* Task inputs:

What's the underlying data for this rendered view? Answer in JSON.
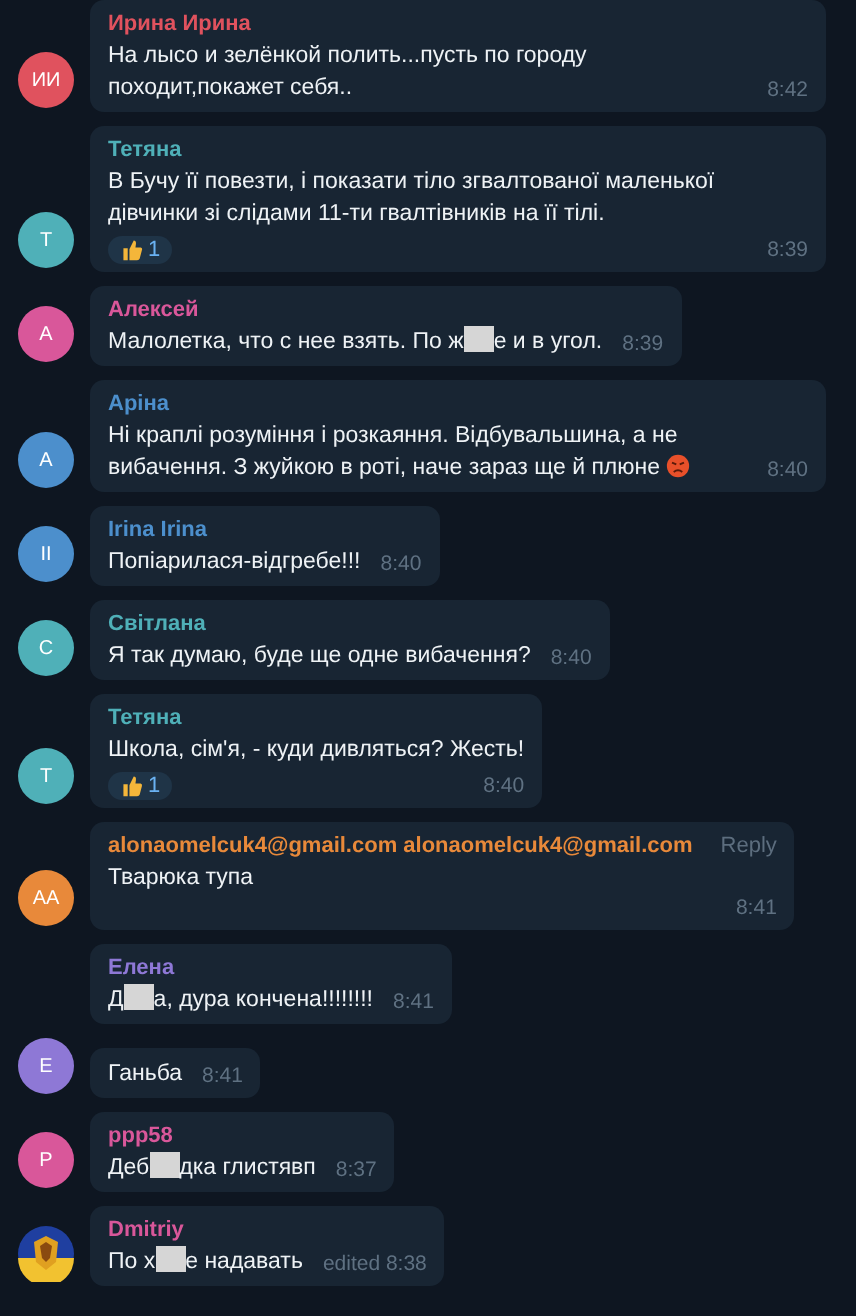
{
  "messages": [
    {
      "author": "Ирина Ирина",
      "avatar": {
        "kind": "initials",
        "text": "ИИ"
      },
      "color": "#e0525e",
      "parts": [
        {
          "kind": "text",
          "text": "На лысо и зелёнкой полить...пусть по городу походит,покажет себя.."
        }
      ],
      "time": "8:42"
    },
    {
      "author": "Тетяна",
      "avatar": {
        "kind": "initials",
        "text": "Т"
      },
      "color": "#4fb0b8",
      "parts": [
        {
          "kind": "text",
          "text": "В Бучу її повезти, і показати тіло згвалтованої маленької дівчинки зі слідами 11-ти гвалтівників на її тілі."
        }
      ],
      "reaction": {
        "count": "1"
      },
      "time": "8:39"
    },
    {
      "author": "Алексей",
      "avatar": {
        "kind": "initials",
        "text": "А"
      },
      "color": "#d9579a",
      "parts": [
        {
          "kind": "text",
          "text": "Малолетка, что с нее взять. По ж"
        },
        {
          "kind": "redaction"
        },
        {
          "kind": "text",
          "text": "е и в угол."
        }
      ],
      "time": "8:39"
    },
    {
      "author": "Аріна",
      "avatar": {
        "kind": "initials",
        "text": "А"
      },
      "color": "#4c8fcc",
      "parts": [
        {
          "kind": "text",
          "text": "Ні краплі розуміння і розкаяння. Відбувальшина, а не вибачення. З жуйкою в роті, наче зараз ще й плюне "
        },
        {
          "kind": "emoji"
        }
      ],
      "time": "8:40"
    },
    {
      "author": "Irina Irina",
      "avatar": {
        "kind": "initials",
        "text": "II"
      },
      "color": "#4c8fcc",
      "parts": [
        {
          "kind": "text",
          "text": "Попіарилася-відгребе!!!"
        }
      ],
      "time": "8:40"
    },
    {
      "author": "Світлана",
      "avatar": {
        "kind": "initials",
        "text": "С"
      },
      "color": "#4fb0b8",
      "parts": [
        {
          "kind": "text",
          "text": "Я так думаю, буде ще одне вибачення?"
        }
      ],
      "time": "8:40"
    },
    {
      "author": "Тетяна",
      "avatar": {
        "kind": "initials",
        "text": "Т"
      },
      "color": "#4fb0b8",
      "parts": [
        {
          "kind": "text",
          "text": "Школа, сім'я, - куди дивляться? Жесть!"
        }
      ],
      "reaction": {
        "count": "1"
      },
      "time": "8:40"
    },
    {
      "author": "alonaomelcuk4@gmail.com alonaomelcuk4@gmail.com",
      "avatar": {
        "kind": "initials",
        "text": "AA"
      },
      "color": "#e8893a",
      "reply": "Reply",
      "parts": [
        {
          "kind": "text",
          "text": "Тварюка тупа"
        }
      ],
      "time": "8:41"
    },
    {
      "author": "Елена",
      "color": "#8e78d6",
      "parts": [
        {
          "kind": "text",
          "text": "Д"
        },
        {
          "kind": "redaction"
        },
        {
          "kind": "text",
          "text": "а, дура кончена!!!!!!!!"
        }
      ],
      "time": "8:41"
    },
    {
      "avatar": {
        "kind": "initials",
        "text": "Е"
      },
      "color": "#8e78d6",
      "parts": [
        {
          "kind": "text",
          "text": "Ганьба"
        }
      ],
      "time": "8:41"
    },
    {
      "author": "ppp58",
      "avatar": {
        "kind": "initials",
        "text": "P"
      },
      "color": "#d9579a",
      "parts": [
        {
          "kind": "text",
          "text": "Деб"
        },
        {
          "kind": "redaction"
        },
        {
          "kind": "text",
          "text": "дка глистявп"
        }
      ],
      "time": "8:37"
    },
    {
      "author": "Dmitriy",
      "color": "#d9579a",
      "parts": [
        {
          "kind": "text",
          "text": "По х"
        },
        {
          "kind": "redaction"
        },
        {
          "kind": "text",
          "text": "е надавать"
        }
      ],
      "time": "edited 8:38"
    }
  ]
}
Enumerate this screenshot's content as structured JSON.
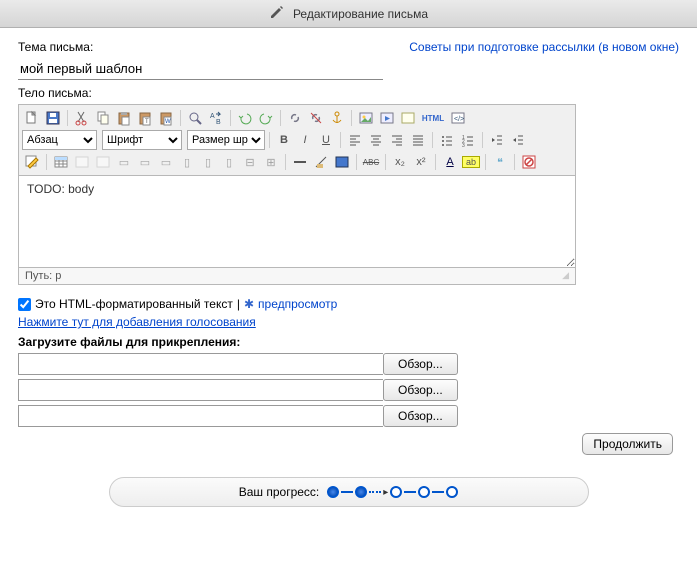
{
  "header": {
    "title": "Редактирование письма"
  },
  "labels": {
    "subject": "Тема письма:",
    "tips_link": "Советы при подготовке рассылки (в новом окне)",
    "body": "Тело письма:",
    "path": "Путь: p",
    "html_checkbox": "Это HTML-форматированный текст",
    "pipe": " | ",
    "preview": "предпросмотр",
    "add_voting": "Нажмите тут для добавления голосования",
    "upload": "Загрузите файлы для прикрепления:",
    "browse": "Обзор...",
    "continue": "Продолжить",
    "progress": "Ваш прогресс:",
    "star": "✱"
  },
  "values": {
    "subject": "мой первый шаблон",
    "body": "TODO: body",
    "html_formatted": true
  },
  "toolbar": {
    "format_select": "Абзац",
    "font_select": "Шрифт",
    "size_select": "Размер шри",
    "html_btn": "HTML"
  },
  "icons": {
    "edit": "✎",
    "newdoc": "▫",
    "bold": "B",
    "italic": "I",
    "underline": "U",
    "strike": "ABC",
    "sub": "x₂",
    "sup": "x²",
    "A": "A",
    "quote": "❝",
    "warn": "⊘"
  }
}
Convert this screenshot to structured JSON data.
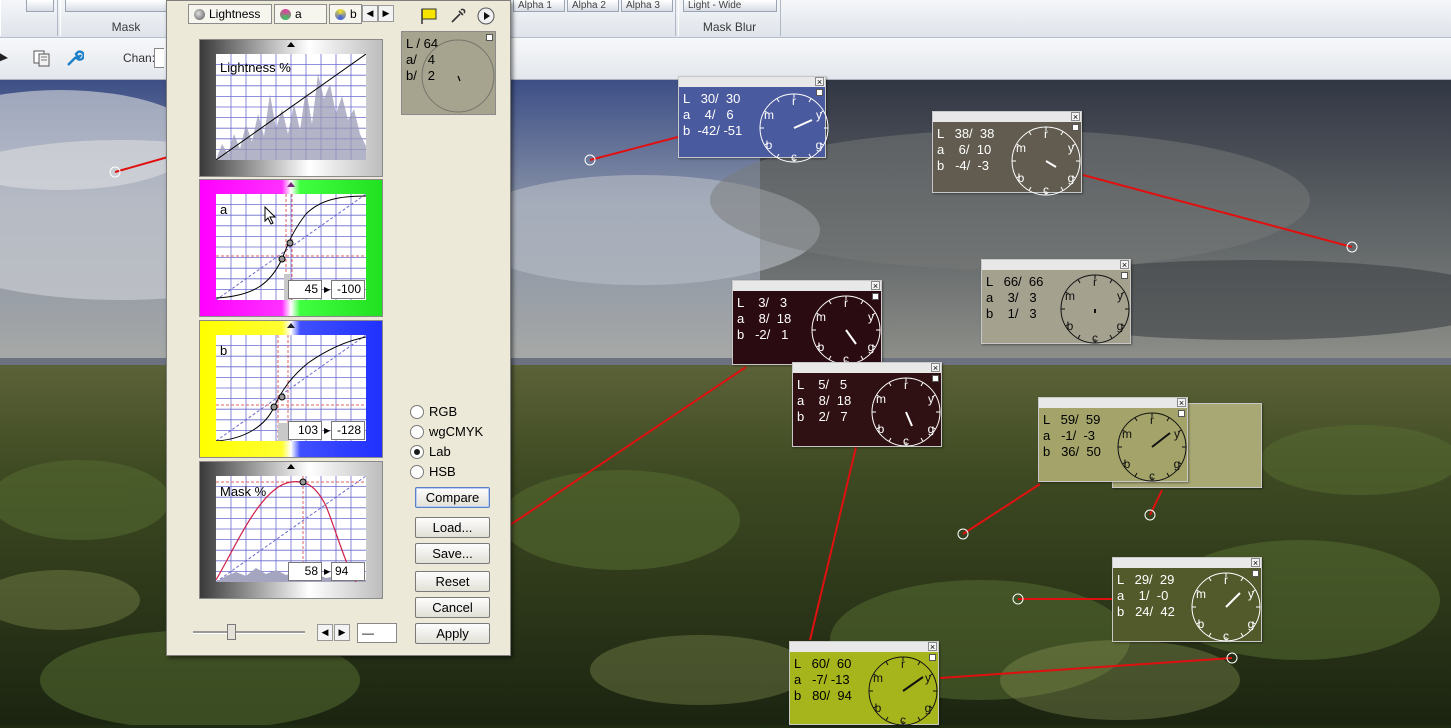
{
  "ribbon": {
    "mask_group_label": "Mask",
    "mask_blur_group_label": "Mask Blur",
    "alpha_buttons": [
      "Alpha 1",
      "Alpha 2",
      "Alpha 3"
    ],
    "light_wide_label": "Light - Wide"
  },
  "toolbar": {
    "chan_label": "Chan:"
  },
  "dialog": {
    "tabs": [
      {
        "label": "Lightness",
        "dot_color": "#666666"
      },
      {
        "label": "a",
        "dot_color": "#c04890"
      },
      {
        "label": "b",
        "dot_color": "#7aa050"
      }
    ],
    "panels": {
      "lightness": {
        "label": "Lightness %"
      },
      "a": {
        "label": "a",
        "input_value": "45",
        "output_value": "-100"
      },
      "b": {
        "label": "b",
        "input_value": "103",
        "output_value": "-128"
      },
      "mask": {
        "label": "Mask %",
        "input_value": "58",
        "output_value": "94"
      }
    },
    "sample": {
      "L_label": "L /",
      "L_value": "64",
      "a_label": "a/",
      "a_value": "4",
      "b_label": "b/",
      "b_value": "2"
    },
    "color_modes": [
      {
        "label": "RGB",
        "selected": false
      },
      {
        "label": "wgCMYK",
        "selected": false
      },
      {
        "label": "Lab",
        "selected": true
      },
      {
        "label": "HSB",
        "selected": false
      }
    ],
    "buttons": {
      "compare": "Compare",
      "load": "Load...",
      "save": "Save...",
      "reset": "Reset",
      "cancel": "Cancel",
      "apply": "Apply"
    },
    "zoom_value": "—"
  },
  "readouts": [
    {
      "L": "L   30/  30",
      "a": "a    4/   6",
      "b": "b  -42/ -51",
      "bg": "#4a5a9e"
    },
    {
      "L": "L   38/  38",
      "a": "a    6/  10",
      "b": "b   -4/  -3",
      "bg": "#615c4f"
    },
    {
      "L": "L   66/  66",
      "a": "a    3/   3",
      "b": "b    1/   3",
      "bg": "#a4a18f"
    },
    {
      "L": "L    3/   3",
      "a": "a    8/  18",
      "b": "b   -2/   1",
      "bg": "#2b0b12"
    },
    {
      "L": "L    5/   5",
      "a": "a    8/  18",
      "b": "b    2/   7",
      "bg": "#2f1113"
    },
    {
      "L": "L   59/  59",
      "a": "a   -1/  -3",
      "b": "b   36/  50",
      "bg": "#a3a36a"
    },
    {
      "L": "L   29/  29",
      "a": "a    1/  -0",
      "b": "b   24/  42",
      "bg": "#525a2c"
    },
    {
      "L": "L   60/  60",
      "a": "a   -7/ -13",
      "b": "b   80/  94",
      "bg": "#a6b51c"
    }
  ],
  "dial_labels": {
    "r": "r",
    "y": "y",
    "m": "m",
    "g": "g",
    "b": "b",
    "c": "c"
  }
}
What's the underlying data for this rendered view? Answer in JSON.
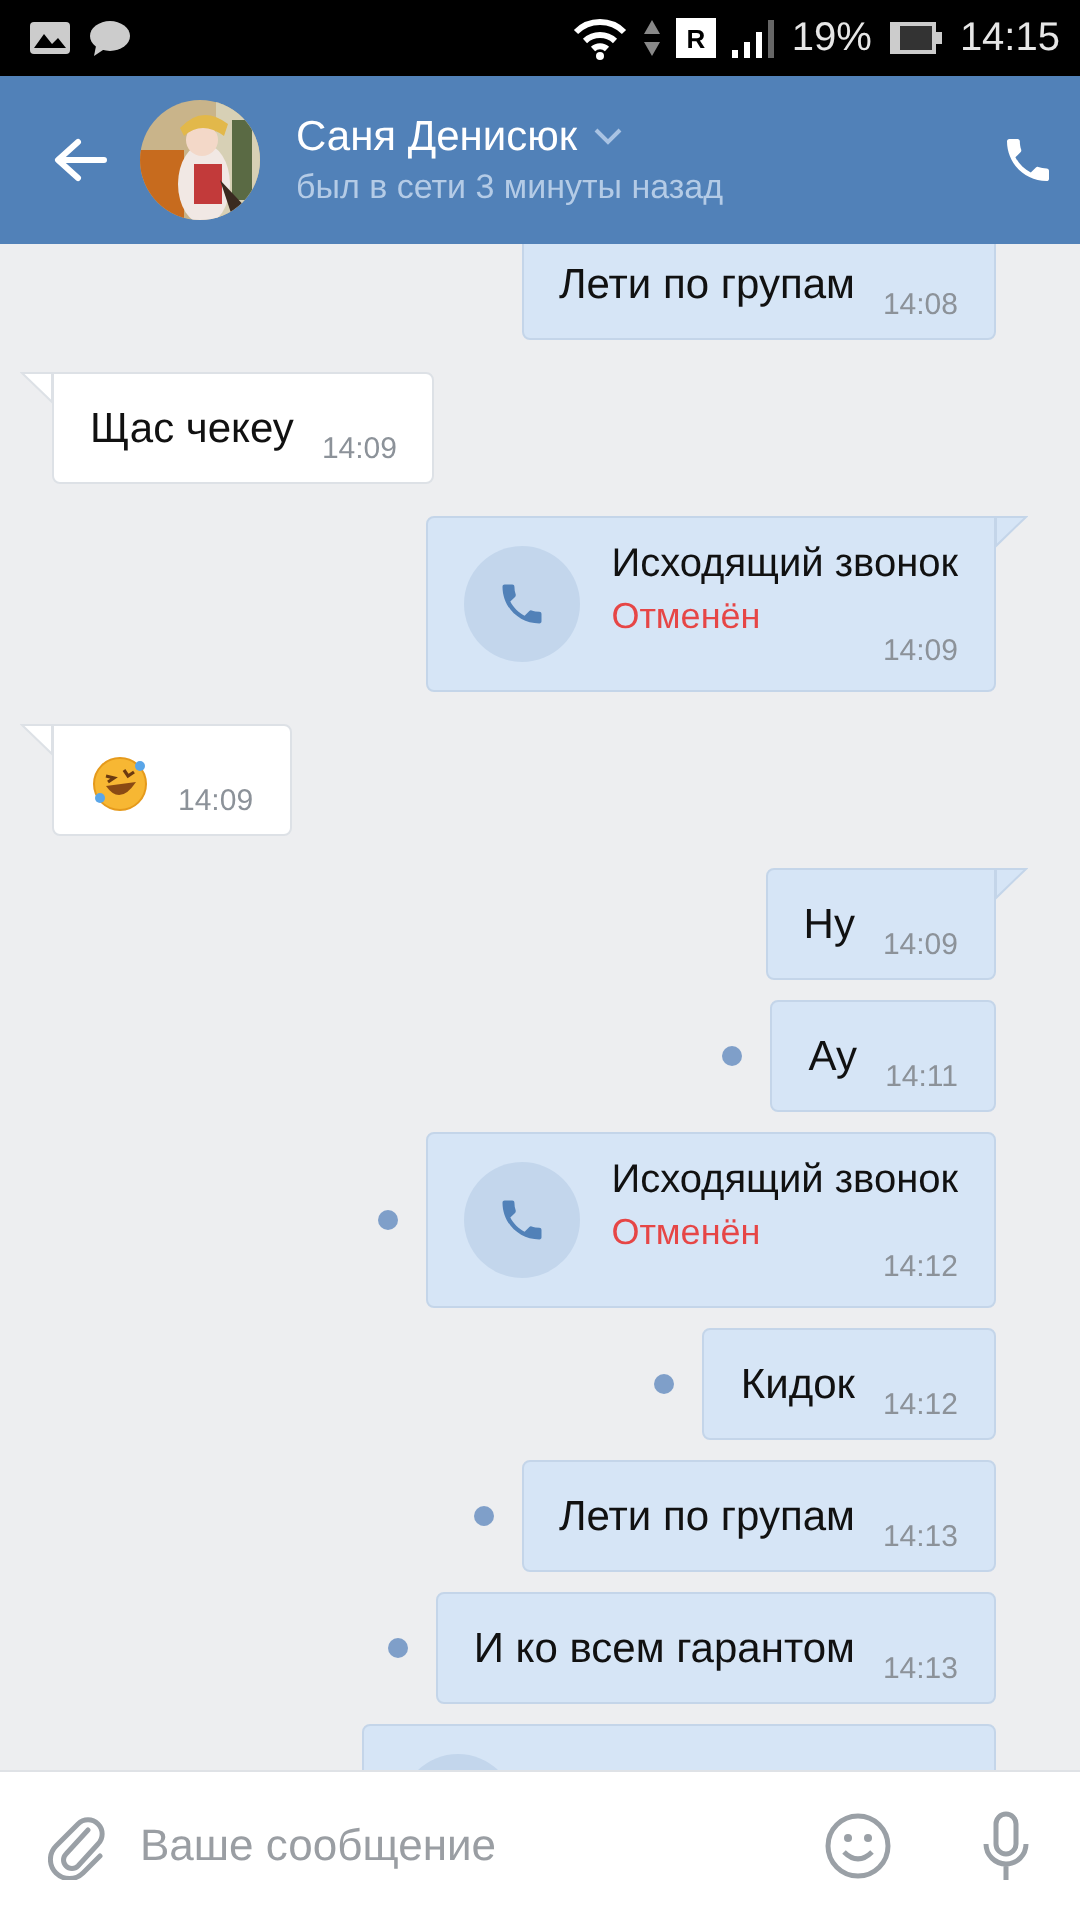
{
  "status_bar": {
    "roaming": "R",
    "battery": "19%",
    "time": "14:15"
  },
  "header": {
    "name": "Саня Денисюк",
    "status": "был в сети 3 минуты назад"
  },
  "messages": [
    {
      "kind": "text",
      "outgoing": true,
      "unread": false,
      "text": "Лети по групам",
      "time": "14:08"
    },
    {
      "kind": "text",
      "outgoing": false,
      "unread": false,
      "text": "Щас чекеу",
      "time": "14:09"
    },
    {
      "kind": "call",
      "outgoing": true,
      "unread": false,
      "title": "Исходящий звонок",
      "status": "Отменён",
      "time": "14:09"
    },
    {
      "kind": "emoji",
      "outgoing": false,
      "unread": false,
      "time": "14:09"
    },
    {
      "kind": "text",
      "outgoing": true,
      "unread": false,
      "text": "Ну",
      "time": "14:09"
    },
    {
      "kind": "text",
      "outgoing": true,
      "unread": true,
      "text": "Ау",
      "time": "14:11"
    },
    {
      "kind": "call",
      "outgoing": true,
      "unread": true,
      "title": "Исходящий звонок",
      "status": "Отменён",
      "time": "14:12"
    },
    {
      "kind": "text",
      "outgoing": true,
      "unread": true,
      "text": "Кидок",
      "time": "14:12"
    },
    {
      "kind": "text",
      "outgoing": true,
      "unread": true,
      "text": "Лети по групам",
      "time": "14:13"
    },
    {
      "kind": "text",
      "outgoing": true,
      "unread": true,
      "text": "И  ко всем гарантом",
      "time": "14:13"
    },
    {
      "kind": "call_cut",
      "outgoing": true
    }
  ],
  "composer": {
    "placeholder": "Ваше сообщение"
  }
}
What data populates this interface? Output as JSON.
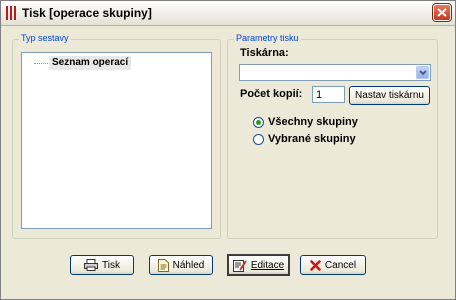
{
  "window": {
    "title": "Tisk [operace skupiny]"
  },
  "report_type": {
    "legend": "Typ sestavy",
    "items": [
      {
        "label": "Seznam operací"
      }
    ]
  },
  "print_params": {
    "legend": "Parametry tisku",
    "printer_label": "Tiskárna:",
    "printer_value": "",
    "copies_label": "Počet kopií:",
    "copies_value": "1",
    "printer_setup_button": "Nastav tiskárnu",
    "radio_options": [
      {
        "label": "Všechny skupiny",
        "checked": true
      },
      {
        "label": "Vybrané skupiny",
        "checked": false
      }
    ]
  },
  "buttons": {
    "print": "Tisk",
    "preview": "Náhled",
    "edit": "Editace",
    "cancel": "Cancel"
  },
  "icons": {
    "app": "app-icon",
    "print": "printer-icon",
    "preview": "preview-icon",
    "edit": "edit-icon",
    "cancel": "cancel-icon",
    "close": "close-icon"
  },
  "colors": {
    "window_bg": "#ece9d8",
    "accent_blue": "#0046d5",
    "close_red": "#c2391b",
    "radio_green": "#21a121"
  }
}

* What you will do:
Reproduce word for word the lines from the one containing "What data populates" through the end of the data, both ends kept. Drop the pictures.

* Written response:
What data populates this interface? Output as JSON.
{
  "window": {
    "title": "Tisk [operace skupiny]"
  },
  "report_type": {
    "legend": "Typ sestavy",
    "items": [
      {
        "label": "Seznam operací"
      }
    ]
  },
  "print_params": {
    "legend": "Parametry tisku",
    "printer_label": "Tiskárna:",
    "printer_value": "",
    "copies_label": "Počet kopií:",
    "copies_value": "1",
    "printer_setup_button": "Nastav tiskárnu",
    "radio_options": [
      {
        "label": "Všechny skupiny",
        "checked": true
      },
      {
        "label": "Vybrané skupiny",
        "checked": false
      }
    ]
  },
  "buttons": {
    "print": "Tisk",
    "preview": "Náhled",
    "edit": "Editace",
    "cancel": "Cancel"
  },
  "icons": {
    "app": "app-icon",
    "print": "printer-icon",
    "preview": "preview-icon",
    "edit": "edit-icon",
    "cancel": "cancel-icon",
    "close": "close-icon"
  },
  "colors": {
    "window_bg": "#ece9d8",
    "accent_blue": "#0046d5",
    "close_red": "#c2391b",
    "radio_green": "#21a121"
  }
}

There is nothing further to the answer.